**What to produce**
Read the listing and extract each line that includes the word "Jocelyn".

**Data for this exercise**
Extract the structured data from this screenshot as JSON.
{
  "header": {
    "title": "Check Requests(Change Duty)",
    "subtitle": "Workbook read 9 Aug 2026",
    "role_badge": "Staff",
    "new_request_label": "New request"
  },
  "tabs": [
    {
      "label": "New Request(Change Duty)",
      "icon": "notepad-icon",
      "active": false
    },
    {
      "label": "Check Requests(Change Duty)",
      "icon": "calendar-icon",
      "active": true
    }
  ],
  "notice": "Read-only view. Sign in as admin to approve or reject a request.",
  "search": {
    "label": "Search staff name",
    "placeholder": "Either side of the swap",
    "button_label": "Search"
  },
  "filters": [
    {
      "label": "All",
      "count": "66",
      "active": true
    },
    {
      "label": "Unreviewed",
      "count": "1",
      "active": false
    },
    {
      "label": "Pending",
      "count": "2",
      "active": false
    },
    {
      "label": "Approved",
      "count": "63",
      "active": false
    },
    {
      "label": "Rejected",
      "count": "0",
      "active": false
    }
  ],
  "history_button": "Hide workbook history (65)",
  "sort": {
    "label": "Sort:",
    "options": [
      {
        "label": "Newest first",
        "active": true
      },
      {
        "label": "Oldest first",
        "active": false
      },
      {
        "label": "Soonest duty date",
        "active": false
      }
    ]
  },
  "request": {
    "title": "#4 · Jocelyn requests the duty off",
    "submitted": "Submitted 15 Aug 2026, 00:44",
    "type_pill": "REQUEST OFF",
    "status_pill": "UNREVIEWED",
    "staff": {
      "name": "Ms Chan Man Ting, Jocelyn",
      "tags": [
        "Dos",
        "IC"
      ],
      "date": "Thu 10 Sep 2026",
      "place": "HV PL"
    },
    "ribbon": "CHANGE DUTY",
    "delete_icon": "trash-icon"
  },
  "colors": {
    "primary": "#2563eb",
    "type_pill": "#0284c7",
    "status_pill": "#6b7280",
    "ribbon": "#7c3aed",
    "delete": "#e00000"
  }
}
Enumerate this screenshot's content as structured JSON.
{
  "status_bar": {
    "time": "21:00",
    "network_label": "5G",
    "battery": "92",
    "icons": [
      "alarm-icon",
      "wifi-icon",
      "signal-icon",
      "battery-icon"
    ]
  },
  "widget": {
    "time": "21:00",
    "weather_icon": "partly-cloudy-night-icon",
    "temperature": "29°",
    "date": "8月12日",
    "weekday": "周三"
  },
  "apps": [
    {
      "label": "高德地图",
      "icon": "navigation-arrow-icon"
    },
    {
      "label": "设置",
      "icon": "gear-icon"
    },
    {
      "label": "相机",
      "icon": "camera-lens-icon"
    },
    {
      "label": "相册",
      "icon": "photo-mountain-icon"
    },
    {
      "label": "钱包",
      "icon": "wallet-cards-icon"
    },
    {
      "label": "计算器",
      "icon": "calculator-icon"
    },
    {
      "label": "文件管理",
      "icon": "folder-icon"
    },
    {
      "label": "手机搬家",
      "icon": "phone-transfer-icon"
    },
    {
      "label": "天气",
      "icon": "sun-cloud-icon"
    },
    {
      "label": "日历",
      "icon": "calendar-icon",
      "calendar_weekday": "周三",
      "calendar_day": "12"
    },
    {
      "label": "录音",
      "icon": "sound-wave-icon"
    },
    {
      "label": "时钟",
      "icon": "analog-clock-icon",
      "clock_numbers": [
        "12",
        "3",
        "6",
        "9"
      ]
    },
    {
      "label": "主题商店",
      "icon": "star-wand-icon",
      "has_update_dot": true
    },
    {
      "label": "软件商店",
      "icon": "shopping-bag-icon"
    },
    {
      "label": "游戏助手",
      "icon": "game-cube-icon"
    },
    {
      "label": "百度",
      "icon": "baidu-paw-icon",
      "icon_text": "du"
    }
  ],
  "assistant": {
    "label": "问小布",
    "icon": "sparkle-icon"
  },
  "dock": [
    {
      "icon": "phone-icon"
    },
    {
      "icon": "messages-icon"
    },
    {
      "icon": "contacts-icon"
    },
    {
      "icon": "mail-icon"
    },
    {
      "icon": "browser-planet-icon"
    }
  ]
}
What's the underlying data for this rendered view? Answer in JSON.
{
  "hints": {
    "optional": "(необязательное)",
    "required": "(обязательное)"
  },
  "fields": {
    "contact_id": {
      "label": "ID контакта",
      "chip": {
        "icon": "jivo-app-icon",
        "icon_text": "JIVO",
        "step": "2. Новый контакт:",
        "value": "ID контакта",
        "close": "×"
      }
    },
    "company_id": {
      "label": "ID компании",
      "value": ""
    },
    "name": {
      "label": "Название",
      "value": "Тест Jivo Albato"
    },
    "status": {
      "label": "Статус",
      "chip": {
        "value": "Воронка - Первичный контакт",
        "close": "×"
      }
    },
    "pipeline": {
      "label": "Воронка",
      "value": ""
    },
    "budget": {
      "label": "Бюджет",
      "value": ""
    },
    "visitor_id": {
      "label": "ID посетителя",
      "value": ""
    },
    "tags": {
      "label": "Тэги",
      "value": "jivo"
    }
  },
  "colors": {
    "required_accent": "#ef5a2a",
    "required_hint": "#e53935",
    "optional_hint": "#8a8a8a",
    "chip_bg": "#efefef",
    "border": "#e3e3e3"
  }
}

**Response below**
    "title": "#4 · Jocelyn requests the duty off",
      "name": "Ms Chan Man Ting, Jocelyn",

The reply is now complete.